Major structures built to promote the personality cult of North Korea’s Kim dynasty have been damaged as isolated pockets of resistance begin to grow, according to reports. A statue of Kim Jong-suk, former leader Kim Jong-il’s mother, in Hoeryong, North Hamgyong Province was damaged in October and a monument in Pyongyang was destroyed in April last year.

Based on information from domestic and foreign intelligence agencies, Saenuri Party lawmaker Yoon Sang-hyun said on Sunday, “The Kim Jong-un regime has witnessed several events challenging the authority of regime founder Kim Il-sung and his family.” Continue reading

“Why are you here?”: The Quintessential Question about North Korean Human Rights
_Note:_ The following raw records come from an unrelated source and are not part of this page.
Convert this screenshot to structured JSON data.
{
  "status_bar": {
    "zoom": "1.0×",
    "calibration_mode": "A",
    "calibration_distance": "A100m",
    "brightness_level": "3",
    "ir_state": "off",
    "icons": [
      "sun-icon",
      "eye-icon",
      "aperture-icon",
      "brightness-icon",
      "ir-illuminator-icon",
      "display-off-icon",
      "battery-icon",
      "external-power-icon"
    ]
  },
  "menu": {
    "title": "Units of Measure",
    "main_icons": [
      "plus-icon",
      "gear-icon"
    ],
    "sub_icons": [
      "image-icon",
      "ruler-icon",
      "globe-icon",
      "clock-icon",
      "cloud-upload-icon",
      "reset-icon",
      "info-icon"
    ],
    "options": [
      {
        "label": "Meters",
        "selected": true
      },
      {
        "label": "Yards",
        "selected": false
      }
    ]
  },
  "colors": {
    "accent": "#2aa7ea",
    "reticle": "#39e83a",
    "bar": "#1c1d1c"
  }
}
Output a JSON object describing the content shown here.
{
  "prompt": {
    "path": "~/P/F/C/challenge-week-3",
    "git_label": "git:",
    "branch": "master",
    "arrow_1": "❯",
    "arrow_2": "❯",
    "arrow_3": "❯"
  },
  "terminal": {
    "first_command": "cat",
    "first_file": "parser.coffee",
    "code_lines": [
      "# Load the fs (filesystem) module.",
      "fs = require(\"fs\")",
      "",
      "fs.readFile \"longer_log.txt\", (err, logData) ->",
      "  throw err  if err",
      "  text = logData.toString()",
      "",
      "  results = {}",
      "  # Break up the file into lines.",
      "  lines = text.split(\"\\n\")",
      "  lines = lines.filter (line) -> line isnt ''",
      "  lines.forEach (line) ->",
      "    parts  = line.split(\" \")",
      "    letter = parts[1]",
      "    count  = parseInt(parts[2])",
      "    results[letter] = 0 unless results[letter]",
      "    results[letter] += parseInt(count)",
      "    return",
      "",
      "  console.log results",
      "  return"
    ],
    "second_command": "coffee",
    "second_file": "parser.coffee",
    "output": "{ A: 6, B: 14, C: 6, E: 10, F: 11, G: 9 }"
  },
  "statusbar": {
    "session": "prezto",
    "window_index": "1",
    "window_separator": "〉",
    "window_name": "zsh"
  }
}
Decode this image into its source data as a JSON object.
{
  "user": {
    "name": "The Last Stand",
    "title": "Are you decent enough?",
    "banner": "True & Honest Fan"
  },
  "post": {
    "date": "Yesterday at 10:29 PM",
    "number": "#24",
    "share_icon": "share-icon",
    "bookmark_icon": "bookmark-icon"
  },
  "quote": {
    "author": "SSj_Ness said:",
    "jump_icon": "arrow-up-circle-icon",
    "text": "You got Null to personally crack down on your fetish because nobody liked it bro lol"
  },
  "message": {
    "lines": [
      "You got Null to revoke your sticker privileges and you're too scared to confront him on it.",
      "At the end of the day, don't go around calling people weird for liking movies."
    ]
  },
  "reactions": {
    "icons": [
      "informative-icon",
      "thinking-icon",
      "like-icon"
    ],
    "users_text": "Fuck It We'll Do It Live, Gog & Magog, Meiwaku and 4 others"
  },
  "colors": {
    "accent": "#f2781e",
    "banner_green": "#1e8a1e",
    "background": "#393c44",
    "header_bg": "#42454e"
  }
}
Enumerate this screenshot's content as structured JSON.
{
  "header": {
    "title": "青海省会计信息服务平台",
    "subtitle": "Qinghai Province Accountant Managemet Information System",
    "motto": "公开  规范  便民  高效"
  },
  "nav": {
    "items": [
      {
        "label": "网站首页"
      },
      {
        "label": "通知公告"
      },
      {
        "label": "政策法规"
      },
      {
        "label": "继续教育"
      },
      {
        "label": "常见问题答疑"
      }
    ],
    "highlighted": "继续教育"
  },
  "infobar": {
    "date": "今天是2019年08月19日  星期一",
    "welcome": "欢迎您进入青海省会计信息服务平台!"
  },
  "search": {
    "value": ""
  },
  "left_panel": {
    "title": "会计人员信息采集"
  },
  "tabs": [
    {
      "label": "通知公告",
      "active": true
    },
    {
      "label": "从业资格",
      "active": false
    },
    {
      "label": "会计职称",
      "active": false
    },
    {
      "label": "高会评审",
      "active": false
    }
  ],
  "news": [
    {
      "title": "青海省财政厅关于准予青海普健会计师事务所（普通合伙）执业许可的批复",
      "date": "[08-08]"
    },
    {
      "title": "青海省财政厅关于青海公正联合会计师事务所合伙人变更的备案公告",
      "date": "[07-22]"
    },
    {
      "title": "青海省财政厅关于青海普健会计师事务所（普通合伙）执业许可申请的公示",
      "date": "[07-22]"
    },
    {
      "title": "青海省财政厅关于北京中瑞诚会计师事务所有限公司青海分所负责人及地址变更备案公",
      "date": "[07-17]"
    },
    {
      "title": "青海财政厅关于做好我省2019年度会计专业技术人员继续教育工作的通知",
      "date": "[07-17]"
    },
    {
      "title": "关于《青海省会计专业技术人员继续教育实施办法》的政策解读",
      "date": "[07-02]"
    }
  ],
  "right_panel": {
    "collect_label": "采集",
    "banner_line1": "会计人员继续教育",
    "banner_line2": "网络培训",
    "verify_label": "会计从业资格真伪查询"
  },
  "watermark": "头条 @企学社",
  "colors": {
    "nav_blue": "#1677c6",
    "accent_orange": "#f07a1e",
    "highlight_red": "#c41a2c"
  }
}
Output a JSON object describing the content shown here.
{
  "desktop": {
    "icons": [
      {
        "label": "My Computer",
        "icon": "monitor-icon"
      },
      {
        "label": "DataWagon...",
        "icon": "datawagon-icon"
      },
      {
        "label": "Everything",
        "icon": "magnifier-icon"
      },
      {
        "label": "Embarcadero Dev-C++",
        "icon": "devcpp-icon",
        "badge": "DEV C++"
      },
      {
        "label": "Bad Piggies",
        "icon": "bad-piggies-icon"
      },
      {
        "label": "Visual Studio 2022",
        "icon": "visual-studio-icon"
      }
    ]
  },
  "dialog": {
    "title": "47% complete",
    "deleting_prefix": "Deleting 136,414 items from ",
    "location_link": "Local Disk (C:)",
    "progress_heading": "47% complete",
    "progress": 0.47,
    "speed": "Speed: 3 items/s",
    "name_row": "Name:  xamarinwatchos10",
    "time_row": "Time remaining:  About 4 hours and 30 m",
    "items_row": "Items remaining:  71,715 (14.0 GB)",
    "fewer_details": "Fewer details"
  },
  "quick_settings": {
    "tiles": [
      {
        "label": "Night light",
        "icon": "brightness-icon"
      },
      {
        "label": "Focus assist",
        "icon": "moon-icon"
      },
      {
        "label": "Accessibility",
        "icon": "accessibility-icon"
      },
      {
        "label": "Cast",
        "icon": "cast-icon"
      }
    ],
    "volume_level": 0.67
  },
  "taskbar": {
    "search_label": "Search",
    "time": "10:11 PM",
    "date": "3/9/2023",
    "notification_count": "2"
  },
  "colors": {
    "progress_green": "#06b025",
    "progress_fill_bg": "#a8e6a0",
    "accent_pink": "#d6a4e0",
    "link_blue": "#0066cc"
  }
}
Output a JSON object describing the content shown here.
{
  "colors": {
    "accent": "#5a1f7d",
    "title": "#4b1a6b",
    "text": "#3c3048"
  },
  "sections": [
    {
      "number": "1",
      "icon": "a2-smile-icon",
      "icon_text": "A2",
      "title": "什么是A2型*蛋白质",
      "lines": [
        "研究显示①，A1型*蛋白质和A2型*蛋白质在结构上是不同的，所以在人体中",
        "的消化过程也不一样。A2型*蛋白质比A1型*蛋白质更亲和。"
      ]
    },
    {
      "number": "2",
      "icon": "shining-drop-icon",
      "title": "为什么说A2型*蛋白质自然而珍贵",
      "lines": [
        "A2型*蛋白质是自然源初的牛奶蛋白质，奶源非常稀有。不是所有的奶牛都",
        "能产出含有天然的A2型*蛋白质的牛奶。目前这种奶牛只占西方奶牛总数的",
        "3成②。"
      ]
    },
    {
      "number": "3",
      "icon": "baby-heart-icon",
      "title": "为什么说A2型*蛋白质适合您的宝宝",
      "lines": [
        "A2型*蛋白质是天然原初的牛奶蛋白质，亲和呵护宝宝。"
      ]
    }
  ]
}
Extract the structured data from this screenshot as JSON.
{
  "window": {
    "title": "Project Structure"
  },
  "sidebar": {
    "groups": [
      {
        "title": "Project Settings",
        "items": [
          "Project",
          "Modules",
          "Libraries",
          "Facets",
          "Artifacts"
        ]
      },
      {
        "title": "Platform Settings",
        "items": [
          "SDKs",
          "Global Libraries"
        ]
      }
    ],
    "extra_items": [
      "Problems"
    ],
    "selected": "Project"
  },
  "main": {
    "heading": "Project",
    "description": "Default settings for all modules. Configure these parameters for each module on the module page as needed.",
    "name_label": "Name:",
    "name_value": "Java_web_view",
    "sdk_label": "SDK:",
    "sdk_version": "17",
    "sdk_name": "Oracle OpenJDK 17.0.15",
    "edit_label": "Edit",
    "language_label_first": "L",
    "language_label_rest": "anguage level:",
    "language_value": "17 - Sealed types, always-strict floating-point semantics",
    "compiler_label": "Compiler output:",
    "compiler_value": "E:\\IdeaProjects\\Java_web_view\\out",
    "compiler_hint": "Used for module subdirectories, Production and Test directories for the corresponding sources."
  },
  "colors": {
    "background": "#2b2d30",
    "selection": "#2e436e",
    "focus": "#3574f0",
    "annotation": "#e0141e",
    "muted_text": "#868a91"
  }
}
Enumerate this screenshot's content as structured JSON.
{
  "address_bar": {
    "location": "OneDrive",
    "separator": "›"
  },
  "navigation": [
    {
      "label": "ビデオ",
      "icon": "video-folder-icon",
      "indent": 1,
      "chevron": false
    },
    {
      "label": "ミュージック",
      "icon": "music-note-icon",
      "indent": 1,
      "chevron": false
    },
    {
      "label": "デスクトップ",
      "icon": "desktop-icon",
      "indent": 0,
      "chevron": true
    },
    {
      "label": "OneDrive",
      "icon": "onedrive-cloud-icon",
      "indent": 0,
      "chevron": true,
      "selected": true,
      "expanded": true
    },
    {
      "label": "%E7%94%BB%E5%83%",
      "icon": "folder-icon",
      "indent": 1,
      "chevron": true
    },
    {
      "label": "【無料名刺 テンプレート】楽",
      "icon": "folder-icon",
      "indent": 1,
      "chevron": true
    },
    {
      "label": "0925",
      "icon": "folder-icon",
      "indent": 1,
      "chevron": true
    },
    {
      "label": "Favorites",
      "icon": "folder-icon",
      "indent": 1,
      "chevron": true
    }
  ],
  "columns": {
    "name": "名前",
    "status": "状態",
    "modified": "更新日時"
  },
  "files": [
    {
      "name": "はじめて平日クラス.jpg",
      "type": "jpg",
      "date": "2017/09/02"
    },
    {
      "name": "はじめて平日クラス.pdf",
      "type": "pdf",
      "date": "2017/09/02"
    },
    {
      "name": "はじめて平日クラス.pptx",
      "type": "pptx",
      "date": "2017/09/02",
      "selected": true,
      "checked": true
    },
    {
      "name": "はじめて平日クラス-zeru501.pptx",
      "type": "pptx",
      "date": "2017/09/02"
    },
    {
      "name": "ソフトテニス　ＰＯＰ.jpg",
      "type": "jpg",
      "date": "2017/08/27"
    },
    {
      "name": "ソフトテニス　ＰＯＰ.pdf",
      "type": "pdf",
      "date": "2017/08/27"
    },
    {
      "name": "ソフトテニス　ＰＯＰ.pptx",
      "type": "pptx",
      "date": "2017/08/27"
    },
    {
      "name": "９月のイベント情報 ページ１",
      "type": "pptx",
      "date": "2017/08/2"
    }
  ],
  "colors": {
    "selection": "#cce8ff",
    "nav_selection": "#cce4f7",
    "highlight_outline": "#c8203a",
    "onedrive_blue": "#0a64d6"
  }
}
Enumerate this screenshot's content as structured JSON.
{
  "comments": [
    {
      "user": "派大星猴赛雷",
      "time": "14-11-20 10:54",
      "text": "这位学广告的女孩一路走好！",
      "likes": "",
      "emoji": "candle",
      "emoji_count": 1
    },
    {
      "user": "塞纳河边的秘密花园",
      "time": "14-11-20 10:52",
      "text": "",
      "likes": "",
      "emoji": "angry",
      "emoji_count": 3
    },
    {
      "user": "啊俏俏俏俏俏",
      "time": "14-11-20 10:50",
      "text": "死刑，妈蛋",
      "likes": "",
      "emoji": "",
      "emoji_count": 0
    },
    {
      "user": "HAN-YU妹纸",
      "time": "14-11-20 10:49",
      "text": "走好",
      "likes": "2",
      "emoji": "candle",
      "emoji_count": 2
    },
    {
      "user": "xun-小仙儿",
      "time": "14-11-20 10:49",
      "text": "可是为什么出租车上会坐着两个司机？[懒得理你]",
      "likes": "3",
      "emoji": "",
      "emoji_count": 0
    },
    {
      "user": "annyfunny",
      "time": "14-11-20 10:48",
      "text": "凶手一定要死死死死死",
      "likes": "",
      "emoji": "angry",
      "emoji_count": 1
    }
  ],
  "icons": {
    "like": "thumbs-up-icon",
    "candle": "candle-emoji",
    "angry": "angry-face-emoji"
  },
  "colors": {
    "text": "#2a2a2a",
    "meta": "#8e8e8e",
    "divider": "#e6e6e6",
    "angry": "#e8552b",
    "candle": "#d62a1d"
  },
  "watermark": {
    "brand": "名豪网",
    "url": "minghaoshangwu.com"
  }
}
The Interns this summer for the Ministry of Unification, especially the foreigners, were always met with some intrigue as to how we learned about the issue of North Korean Human Rights, Unification of the Korean Peninsula, and why we decided to get involved. Since many of us had learned about the issue through our Korean friends or student organizations back in the states, I had not realized what a unique position we were in as American ambassadors on the topic due to the specificity of the issue. However, to other interns and me, it hadn’t seemed like such a niche topic at all. Rather, it was something that was connected to American history and was a general area of interest for those committed to protecting human rights and liberties. I had only formally learned about North Korea in the context of it being a national security threat to America, but it also seemed to be, equal to Africa and other regions that are the center of charity and social entrepreneurship against poverty and starvation, an area that deserved attention for the low living standards of its citizens. Continue reading